Website and app data records:
----

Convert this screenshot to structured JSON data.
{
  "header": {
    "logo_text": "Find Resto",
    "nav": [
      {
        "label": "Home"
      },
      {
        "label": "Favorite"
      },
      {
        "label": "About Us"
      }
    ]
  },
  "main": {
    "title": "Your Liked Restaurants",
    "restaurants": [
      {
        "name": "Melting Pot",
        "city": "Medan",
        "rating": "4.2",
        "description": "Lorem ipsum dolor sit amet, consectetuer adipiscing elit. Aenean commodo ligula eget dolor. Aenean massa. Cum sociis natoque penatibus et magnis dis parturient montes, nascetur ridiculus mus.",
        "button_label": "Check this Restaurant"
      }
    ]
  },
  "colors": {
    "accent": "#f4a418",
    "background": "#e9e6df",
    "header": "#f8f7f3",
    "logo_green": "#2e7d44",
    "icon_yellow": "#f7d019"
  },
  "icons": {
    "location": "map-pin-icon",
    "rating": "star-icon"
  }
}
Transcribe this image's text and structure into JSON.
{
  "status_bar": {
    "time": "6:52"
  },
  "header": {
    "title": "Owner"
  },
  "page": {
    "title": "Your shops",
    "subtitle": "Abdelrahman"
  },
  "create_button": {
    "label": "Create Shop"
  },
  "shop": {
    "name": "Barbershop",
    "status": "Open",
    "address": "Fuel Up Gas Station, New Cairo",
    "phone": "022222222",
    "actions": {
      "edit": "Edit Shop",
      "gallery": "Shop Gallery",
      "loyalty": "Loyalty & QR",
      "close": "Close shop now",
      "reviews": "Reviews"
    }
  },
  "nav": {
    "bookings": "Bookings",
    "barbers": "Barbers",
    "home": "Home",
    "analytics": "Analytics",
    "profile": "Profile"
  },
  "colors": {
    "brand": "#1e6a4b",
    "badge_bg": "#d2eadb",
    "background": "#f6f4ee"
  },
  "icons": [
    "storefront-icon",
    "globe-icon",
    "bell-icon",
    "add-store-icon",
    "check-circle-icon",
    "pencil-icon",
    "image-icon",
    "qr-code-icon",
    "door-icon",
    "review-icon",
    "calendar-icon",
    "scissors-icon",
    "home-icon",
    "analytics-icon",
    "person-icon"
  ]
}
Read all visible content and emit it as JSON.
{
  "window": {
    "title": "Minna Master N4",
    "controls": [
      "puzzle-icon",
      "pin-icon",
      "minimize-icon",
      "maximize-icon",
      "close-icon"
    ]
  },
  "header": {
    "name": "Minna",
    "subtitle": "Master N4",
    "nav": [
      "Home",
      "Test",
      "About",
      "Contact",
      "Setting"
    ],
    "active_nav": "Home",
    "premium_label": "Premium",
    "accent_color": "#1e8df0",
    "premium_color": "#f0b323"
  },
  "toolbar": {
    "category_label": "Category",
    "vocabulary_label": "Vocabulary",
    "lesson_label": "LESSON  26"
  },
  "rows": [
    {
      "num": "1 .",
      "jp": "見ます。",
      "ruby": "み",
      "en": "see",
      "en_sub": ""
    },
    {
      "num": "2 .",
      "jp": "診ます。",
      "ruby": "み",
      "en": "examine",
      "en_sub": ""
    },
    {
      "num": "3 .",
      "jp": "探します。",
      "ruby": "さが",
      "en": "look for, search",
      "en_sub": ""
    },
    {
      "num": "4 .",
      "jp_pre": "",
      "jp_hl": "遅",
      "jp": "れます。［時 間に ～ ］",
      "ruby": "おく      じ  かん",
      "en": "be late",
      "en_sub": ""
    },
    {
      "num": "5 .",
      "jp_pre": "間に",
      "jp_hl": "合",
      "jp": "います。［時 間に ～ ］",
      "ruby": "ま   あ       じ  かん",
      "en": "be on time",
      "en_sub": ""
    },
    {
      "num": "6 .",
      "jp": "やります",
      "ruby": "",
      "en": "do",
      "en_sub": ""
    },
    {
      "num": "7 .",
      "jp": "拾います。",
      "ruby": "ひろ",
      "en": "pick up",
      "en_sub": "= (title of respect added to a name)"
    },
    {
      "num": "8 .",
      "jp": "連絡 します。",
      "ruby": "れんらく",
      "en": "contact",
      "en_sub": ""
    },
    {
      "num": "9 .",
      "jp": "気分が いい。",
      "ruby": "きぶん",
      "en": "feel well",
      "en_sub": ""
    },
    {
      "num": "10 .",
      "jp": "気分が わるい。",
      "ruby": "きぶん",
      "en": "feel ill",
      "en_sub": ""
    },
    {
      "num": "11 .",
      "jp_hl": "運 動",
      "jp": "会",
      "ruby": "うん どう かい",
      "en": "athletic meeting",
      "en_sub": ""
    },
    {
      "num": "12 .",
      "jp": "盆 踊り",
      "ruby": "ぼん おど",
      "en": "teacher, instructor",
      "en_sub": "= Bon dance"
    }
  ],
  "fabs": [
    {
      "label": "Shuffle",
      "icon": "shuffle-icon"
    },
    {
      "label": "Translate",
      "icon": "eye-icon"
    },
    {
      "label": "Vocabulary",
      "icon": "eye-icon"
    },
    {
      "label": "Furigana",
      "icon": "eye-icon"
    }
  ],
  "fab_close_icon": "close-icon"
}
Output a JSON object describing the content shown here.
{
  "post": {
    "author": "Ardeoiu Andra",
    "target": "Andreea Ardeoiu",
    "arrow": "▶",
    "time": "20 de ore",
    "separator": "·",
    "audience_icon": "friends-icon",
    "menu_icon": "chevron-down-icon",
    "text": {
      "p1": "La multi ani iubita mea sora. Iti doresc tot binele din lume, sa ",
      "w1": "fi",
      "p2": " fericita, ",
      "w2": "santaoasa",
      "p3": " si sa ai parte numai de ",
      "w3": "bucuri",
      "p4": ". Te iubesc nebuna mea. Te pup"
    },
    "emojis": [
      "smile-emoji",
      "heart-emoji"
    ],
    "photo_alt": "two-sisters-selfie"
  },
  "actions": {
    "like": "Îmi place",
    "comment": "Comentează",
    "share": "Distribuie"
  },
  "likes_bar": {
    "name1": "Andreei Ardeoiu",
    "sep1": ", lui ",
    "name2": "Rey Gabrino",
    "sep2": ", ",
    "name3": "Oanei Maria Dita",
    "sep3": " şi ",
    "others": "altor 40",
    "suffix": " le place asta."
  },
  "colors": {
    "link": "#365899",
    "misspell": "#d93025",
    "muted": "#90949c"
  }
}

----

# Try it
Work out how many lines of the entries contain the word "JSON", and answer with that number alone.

# The completed task
4